Another reason why families in developing countries with low incomes have children to work is due to the benefits they bring, highlighted by Becker. Becker identified that the decisions of children are made with marginal cost and benefit attached. So for a man and woman working on a farm the costs are feeding, clothing, sheltering the child and the benefits are having an extra worker on the farm for many years and having them to look after them when they are old (Todaro, 2012). In developing countries the low benefits of having children just...
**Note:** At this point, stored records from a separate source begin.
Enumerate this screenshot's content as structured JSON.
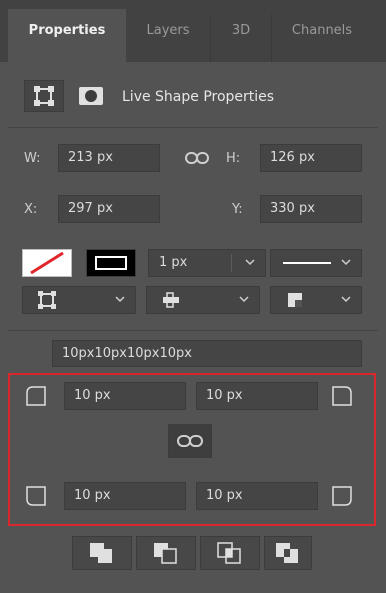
{
  "tabs": [
    {
      "label": "Properties",
      "active": true
    },
    {
      "label": "Layers",
      "active": false
    },
    {
      "label": "3D",
      "active": false
    },
    {
      "label": "Channels",
      "active": false
    }
  ],
  "header": {
    "title": "Live Shape Properties",
    "icons": [
      "transform-shape-icon",
      "mask-icon"
    ]
  },
  "geometry": {
    "w_label": "W:",
    "w_value": "213 px",
    "h_label": "H:",
    "h_value": "126 px",
    "x_label": "X:",
    "x_value": "297 px",
    "y_label": "Y:",
    "y_value": "330 px"
  },
  "stroke": {
    "fill": "none",
    "stroke_swatch": "black-stroke",
    "width_value": "1 px",
    "line_style": "solid"
  },
  "align_options": [
    "stroke-align-inside",
    "cap-type",
    "corner-type"
  ],
  "corners": {
    "combined": "10px10px10px10px",
    "top_left": "10 px",
    "top_right": "10 px",
    "bottom_left": "10 px",
    "bottom_right": "10 px"
  },
  "path_ops": [
    "combine-shapes",
    "subtract-front-shape",
    "intersect-shape-areas",
    "exclude-overlapping-shapes"
  ],
  "colors": {
    "panel_bg": "#535353",
    "tab_bar_bg": "#424242",
    "field_bg": "#454545",
    "highlight": "#d8282e"
  }
}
Bibliography: Cole, M. A. (2007). Corruption, income and the environment: An empirical analysis. Ecological Economics, 62(3), 637-647.
Cole, M. A. (2004). Trade, the pollution haven hypothesis and the environmental Kuznets curve: examining the linkages. Ecological economics, 48(1), 71-81.
Barro, R. J. (1991). Economic growth in a cross section of countries. The Quarterly Journal of Economics, 106(2), 407-443.
Dean, J. M., Lovely, M. E., & Wang, H. (2004). Foreign direct investment and pollution havens: evaluating the evidence from China. Office of Economics, US International Trade Commission.
Grether, J. M., & De Melo, J. (2003). Globalization and dirty industries: Do pollution havens matter? (No. w9776). National Bureau of Economic Research.
Grossman, G. M., & Krueger, A. B. (1994). Economic growth and the environment (No. w4634). National Bureau of Economic Research.
Hettige, H., Lucas, R. E., & Wheeler, D. (1992). The toxic intensity of industrial production: Global patterns, trends, and trade policy. The American Economic Review, 478-481.
Kuznets, S. (1955). Economic growth and income inequality. The American Economic Review, 45(1), 1-28.
Pearce, D. W., Markandya, A., & Barbier, E. (1989). Blueprint for a green economy. Earthscan/James & James.
Samuelson, P. A. (1954). The pure theory of public expenditure. The review of economics and statistics, 36(4), 387-389.
Seidl, I., & Tisdell, C. A. (1999). Carrying capacity reconsidered: from Malthus’ population theory to cultural carrying capacity. Ecological Economics, 31(3), 395-408.
Stern, David I. "Progress on the environmental Kuznets curve?." Environment and Development Economics 3.2 (1998): 173-196.
Stern, D. I., Common, M. S., & Barbier, E. B. (1996). Economic growth and environmental degradation: the environmental Kuznets curve and sustainable development. World development, 24(7), 1151-1160.
Todaro, M. P., & Smith, S. C. (2012). Economic development. Boston, MA: Addison-Wesley
Continue Reading

Please join StudyMode to read the full document

You May Also Find These Documents Helpful

  • Impact of Rapid Population Growth in Developing Countries Research Paper
  • Developing countries Essay
  • Essay on Population Growth and Asian Developing Countries
  • What Extent the Developing Countries Depend on the Industrial Countries for Economic Growth and Development Essay
  • Developing Countries Essay
  • Developing Country and Developed Country Essay
  • Essay on Clean Water in Developing countries
  • Determinants of Economic Growth in Developing Countries Essay

Become a StudyMode Member

Sign Up - It's Free